Legal responsibility that one individual or entity bears when someone else has actually committed the act leading to liability. Vicarious liability often arises when there is some sort of supervisorial relationship (like employment), and the subordinate (such as an employee) commits some type of wrongful or negligent act. So, if the employee driver of a delivery company causes a traffic accident, the company might be on the legal hook for injuries and property damage resulting from the incident.
A principal-associate relationship can also trigger this type of liability.
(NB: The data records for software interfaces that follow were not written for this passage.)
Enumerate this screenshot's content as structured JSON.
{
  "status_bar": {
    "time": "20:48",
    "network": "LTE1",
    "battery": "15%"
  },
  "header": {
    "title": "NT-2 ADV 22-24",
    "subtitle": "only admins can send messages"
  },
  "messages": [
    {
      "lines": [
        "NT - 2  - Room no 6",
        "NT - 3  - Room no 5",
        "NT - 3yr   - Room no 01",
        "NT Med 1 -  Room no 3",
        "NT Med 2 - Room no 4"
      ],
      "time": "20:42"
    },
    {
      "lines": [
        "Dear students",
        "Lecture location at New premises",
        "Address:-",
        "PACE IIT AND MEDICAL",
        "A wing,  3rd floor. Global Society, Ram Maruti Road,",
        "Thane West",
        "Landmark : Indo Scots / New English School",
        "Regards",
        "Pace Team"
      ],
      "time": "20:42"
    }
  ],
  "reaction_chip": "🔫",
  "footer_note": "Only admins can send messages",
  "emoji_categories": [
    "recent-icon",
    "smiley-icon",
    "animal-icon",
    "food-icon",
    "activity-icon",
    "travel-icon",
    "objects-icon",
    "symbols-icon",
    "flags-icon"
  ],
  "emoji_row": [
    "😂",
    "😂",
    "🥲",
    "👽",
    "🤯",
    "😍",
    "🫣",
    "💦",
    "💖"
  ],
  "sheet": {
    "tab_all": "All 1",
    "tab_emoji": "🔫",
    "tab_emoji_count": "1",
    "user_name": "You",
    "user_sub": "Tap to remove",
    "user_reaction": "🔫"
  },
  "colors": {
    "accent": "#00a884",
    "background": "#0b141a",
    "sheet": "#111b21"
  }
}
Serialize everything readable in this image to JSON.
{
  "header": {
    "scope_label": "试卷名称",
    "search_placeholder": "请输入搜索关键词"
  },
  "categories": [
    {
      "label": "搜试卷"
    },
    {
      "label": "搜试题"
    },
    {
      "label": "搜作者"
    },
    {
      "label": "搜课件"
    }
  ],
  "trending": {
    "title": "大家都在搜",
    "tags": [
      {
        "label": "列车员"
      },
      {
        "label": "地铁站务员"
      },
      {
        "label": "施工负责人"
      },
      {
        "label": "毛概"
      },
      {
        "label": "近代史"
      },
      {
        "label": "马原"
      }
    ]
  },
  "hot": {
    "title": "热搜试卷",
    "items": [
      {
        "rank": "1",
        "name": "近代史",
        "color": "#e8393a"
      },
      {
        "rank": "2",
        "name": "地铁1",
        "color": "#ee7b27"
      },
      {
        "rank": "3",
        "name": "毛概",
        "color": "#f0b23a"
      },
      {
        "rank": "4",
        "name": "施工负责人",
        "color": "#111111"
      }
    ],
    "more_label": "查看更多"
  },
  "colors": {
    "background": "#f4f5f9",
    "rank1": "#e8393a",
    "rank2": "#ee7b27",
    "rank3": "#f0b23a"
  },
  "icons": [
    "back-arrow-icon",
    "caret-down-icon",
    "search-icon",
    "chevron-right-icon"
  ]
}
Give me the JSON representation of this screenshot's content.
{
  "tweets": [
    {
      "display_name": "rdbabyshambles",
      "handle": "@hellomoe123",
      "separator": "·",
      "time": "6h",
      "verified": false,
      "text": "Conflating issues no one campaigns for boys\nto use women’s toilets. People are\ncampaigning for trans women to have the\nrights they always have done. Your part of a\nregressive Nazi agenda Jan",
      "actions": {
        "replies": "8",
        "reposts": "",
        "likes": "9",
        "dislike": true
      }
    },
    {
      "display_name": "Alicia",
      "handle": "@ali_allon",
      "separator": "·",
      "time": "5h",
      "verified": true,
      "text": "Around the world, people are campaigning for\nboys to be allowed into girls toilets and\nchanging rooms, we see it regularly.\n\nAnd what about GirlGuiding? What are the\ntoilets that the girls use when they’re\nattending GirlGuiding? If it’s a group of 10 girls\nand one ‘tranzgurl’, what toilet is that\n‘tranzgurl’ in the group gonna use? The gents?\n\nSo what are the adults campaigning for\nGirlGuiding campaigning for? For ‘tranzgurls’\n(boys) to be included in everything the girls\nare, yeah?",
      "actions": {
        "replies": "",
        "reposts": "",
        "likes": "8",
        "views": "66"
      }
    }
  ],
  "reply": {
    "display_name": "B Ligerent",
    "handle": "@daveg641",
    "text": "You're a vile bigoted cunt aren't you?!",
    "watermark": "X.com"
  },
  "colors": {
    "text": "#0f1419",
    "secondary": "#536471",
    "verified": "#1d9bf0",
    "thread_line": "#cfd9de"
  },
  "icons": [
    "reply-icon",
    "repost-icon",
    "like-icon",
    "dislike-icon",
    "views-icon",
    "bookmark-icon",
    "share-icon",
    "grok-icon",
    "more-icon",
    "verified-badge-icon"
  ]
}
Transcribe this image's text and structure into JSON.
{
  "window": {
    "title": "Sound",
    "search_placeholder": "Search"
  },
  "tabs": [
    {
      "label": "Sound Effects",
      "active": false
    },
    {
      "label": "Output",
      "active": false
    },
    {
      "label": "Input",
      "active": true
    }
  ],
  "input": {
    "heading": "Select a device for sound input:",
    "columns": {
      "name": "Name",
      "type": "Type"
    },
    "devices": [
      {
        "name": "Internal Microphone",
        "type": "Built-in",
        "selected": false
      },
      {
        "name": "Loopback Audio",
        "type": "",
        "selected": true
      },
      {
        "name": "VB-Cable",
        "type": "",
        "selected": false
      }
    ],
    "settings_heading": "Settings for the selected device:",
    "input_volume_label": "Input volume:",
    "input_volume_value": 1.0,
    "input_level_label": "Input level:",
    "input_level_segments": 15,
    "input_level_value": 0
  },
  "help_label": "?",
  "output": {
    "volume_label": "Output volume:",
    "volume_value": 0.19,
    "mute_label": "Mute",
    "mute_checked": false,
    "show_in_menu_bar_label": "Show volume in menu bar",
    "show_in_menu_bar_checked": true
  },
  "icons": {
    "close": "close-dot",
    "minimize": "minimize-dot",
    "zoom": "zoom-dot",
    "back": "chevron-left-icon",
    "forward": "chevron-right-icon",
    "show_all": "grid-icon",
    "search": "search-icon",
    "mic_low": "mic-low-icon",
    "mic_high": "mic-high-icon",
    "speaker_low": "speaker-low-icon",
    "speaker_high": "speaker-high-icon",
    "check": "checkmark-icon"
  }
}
For example, the owner of a residential rental may be vicariously liable if the building manager discriminates against tenants on the basis of their religion.
Finally, in most states parents and legal guardians can be vicariously liable for certain wrongful and injurious acts committed by their children, under what are often called "parental responsibility" laws.